Most of my students were from technical fields, primarily engineering and medicine, seeking an MBA to further their career opportunities. I remember my dismay when my first class was met with blank stares.
It's hard to discuss management and society if one does not know anything about society, especially the one in which we live.
I took a quick survey. "When was the last time you took a course in civics, American history, or anything like that?"
Some couldn't remember. Most said in maybe the 9th or 10th grade. None had taken anything along those lines in college.
They were technical people. If it couldn't be framed as a mathematical formula, they weren't interested.
In a class of graduate students desiring an MBA, we had to start at the beginning. America is a republic, a representative democracy. There are different types of governments, even different types of democracies. This is how ours is different. There are three branches of government. They are defined by the Constitution. This is how we got our Constitution. And so it went.
From then on every semester started with a few days of basic 9th-grade civics as preparation for everything that would follow.

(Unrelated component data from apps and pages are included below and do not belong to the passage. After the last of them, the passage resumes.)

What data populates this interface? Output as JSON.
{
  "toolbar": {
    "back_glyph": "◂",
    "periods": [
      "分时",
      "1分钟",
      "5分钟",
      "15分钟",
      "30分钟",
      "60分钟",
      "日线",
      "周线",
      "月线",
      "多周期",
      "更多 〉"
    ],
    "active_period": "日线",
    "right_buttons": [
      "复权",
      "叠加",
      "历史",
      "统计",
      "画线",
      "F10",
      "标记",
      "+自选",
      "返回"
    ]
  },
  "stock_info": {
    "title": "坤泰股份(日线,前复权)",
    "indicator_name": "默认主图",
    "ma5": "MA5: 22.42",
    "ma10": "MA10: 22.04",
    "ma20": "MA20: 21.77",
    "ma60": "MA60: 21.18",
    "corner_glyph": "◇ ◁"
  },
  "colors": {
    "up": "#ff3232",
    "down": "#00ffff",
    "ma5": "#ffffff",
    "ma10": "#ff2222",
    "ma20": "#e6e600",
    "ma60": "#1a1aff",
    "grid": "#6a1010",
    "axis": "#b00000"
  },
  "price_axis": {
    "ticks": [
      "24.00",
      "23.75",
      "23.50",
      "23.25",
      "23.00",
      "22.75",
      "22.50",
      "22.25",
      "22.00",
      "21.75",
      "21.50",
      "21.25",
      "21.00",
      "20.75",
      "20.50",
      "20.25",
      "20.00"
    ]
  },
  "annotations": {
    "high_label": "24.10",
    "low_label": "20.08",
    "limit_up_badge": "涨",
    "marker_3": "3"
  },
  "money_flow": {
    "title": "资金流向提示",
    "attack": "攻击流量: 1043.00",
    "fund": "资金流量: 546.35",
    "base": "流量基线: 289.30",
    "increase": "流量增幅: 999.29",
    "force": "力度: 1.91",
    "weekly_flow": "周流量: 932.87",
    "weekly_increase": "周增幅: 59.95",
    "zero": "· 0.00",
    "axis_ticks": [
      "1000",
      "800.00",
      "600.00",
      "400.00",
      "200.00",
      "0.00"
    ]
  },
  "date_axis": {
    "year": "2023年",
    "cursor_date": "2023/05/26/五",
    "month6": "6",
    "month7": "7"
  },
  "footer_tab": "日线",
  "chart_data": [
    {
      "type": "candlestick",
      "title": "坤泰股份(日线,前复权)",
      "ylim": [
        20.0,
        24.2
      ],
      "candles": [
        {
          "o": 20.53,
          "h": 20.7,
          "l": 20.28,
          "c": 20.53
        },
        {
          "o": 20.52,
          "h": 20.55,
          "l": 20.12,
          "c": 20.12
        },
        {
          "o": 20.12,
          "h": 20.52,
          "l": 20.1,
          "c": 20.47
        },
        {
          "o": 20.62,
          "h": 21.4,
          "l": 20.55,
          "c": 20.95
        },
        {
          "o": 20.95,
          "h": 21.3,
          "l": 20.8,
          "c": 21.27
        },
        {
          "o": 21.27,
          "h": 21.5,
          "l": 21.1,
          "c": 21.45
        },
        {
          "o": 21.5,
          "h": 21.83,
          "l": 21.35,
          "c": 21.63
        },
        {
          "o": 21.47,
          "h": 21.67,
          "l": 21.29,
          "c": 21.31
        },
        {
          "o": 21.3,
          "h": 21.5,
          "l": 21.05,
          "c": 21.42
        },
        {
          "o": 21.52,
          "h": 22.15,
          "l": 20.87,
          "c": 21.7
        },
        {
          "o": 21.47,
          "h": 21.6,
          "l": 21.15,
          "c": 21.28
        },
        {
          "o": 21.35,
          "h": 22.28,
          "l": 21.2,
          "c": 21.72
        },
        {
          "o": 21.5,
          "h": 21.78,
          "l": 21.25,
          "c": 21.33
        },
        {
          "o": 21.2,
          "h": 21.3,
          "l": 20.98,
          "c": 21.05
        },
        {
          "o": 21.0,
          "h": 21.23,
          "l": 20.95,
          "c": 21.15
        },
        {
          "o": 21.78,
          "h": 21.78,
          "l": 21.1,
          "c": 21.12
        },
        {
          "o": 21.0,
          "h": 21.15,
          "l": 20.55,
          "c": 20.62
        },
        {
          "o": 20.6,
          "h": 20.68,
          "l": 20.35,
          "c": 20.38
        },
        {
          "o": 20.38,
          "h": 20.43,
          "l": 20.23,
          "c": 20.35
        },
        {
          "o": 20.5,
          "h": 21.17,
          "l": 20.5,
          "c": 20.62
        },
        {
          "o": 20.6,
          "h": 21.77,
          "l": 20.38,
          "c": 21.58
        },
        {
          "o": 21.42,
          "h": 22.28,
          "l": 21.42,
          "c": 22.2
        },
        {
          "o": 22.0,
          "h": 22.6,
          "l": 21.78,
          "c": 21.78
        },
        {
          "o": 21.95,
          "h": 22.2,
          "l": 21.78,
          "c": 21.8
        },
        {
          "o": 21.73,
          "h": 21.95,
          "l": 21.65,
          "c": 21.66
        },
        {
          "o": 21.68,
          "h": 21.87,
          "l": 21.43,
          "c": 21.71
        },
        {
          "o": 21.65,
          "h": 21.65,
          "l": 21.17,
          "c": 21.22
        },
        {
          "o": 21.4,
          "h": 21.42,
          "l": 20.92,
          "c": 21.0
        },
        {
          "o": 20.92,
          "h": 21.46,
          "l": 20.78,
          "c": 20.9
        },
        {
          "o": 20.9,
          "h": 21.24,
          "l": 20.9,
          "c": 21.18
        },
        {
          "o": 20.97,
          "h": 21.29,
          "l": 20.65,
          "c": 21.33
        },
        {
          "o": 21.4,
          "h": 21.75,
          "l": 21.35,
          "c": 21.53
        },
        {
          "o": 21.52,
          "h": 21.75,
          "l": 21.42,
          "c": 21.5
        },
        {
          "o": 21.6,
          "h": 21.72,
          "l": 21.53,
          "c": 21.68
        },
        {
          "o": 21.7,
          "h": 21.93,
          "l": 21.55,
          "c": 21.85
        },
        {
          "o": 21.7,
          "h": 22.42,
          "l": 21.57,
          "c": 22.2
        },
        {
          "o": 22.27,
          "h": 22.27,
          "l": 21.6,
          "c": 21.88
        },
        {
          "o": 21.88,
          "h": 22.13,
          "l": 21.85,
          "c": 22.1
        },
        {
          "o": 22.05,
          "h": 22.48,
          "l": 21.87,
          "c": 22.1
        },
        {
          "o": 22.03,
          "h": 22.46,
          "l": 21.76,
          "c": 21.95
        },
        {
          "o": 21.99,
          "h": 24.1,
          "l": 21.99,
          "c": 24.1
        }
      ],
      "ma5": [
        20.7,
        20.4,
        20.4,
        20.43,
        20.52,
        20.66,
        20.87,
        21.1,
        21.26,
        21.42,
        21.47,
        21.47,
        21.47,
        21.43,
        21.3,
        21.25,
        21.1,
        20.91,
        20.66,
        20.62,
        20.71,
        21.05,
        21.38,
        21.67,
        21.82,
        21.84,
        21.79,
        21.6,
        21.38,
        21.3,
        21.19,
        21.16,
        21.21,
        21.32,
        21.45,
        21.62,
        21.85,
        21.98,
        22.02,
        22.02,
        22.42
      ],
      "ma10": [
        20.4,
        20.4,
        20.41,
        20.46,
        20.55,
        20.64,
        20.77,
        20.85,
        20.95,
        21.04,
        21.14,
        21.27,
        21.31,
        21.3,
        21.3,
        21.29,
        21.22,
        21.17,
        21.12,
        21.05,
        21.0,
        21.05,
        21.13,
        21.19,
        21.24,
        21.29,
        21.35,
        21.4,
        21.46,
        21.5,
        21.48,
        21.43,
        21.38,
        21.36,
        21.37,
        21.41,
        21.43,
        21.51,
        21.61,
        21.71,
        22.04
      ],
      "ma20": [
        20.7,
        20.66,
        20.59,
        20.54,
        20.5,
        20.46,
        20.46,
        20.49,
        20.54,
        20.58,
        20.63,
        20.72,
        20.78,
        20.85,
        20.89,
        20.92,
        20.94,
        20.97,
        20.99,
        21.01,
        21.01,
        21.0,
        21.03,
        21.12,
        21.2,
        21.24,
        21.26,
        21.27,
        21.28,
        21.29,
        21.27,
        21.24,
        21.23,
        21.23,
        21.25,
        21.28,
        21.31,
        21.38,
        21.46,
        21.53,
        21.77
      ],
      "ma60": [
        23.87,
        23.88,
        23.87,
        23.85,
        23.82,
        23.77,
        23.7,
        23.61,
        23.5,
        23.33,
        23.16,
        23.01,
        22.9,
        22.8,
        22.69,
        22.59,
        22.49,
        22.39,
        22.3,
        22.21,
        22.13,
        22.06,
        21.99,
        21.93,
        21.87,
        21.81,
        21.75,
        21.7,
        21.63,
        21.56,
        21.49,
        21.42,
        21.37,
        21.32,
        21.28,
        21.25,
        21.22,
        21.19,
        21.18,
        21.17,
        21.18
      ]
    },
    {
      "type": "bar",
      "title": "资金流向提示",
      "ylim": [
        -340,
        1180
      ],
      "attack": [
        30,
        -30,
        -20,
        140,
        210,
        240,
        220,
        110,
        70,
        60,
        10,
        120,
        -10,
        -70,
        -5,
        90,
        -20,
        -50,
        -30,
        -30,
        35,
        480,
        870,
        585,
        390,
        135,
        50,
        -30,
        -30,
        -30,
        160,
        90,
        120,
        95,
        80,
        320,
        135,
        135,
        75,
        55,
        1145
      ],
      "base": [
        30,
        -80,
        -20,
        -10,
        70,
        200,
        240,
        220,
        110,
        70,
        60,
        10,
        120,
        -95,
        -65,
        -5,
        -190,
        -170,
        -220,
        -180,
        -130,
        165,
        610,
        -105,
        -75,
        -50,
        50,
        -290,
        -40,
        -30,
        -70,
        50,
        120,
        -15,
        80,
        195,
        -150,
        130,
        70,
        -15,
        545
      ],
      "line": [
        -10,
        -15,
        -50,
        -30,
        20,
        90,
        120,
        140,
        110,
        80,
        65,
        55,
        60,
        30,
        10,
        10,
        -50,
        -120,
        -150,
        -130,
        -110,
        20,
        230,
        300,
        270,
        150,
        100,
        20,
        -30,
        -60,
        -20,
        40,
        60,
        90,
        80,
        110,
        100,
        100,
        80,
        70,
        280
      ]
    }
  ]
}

I've learned that my budding corporate leaders were not unique. I am no longer surprised by people demanding their First or Second Amendment rights who have never read the Constitution. Many go on at length about what the Founding Fathers intended, but have never heard of the Federalist Papers.
Defenders of a corporate free market don't know that corporations were originally creatures of the state authorized, at least on paper, to do business to benefit the public good and the state itself. Regular voters admit that they never read the voter information booklet received in the mail, and don't actually know much about the initiatives or referenda they vote on.
In fact, they don't know the difference between the two. And so it goes.
We do need better civics education in our schools. We also need a way to provide remedial civics education for the adult population.
How about requiring a basic civics test to get or renew a drivers license? No? I guess the DMV has enough image problems as it is.
Well then, let the Luddites rule (no offense to the original Luddites).
Steven E. Woolley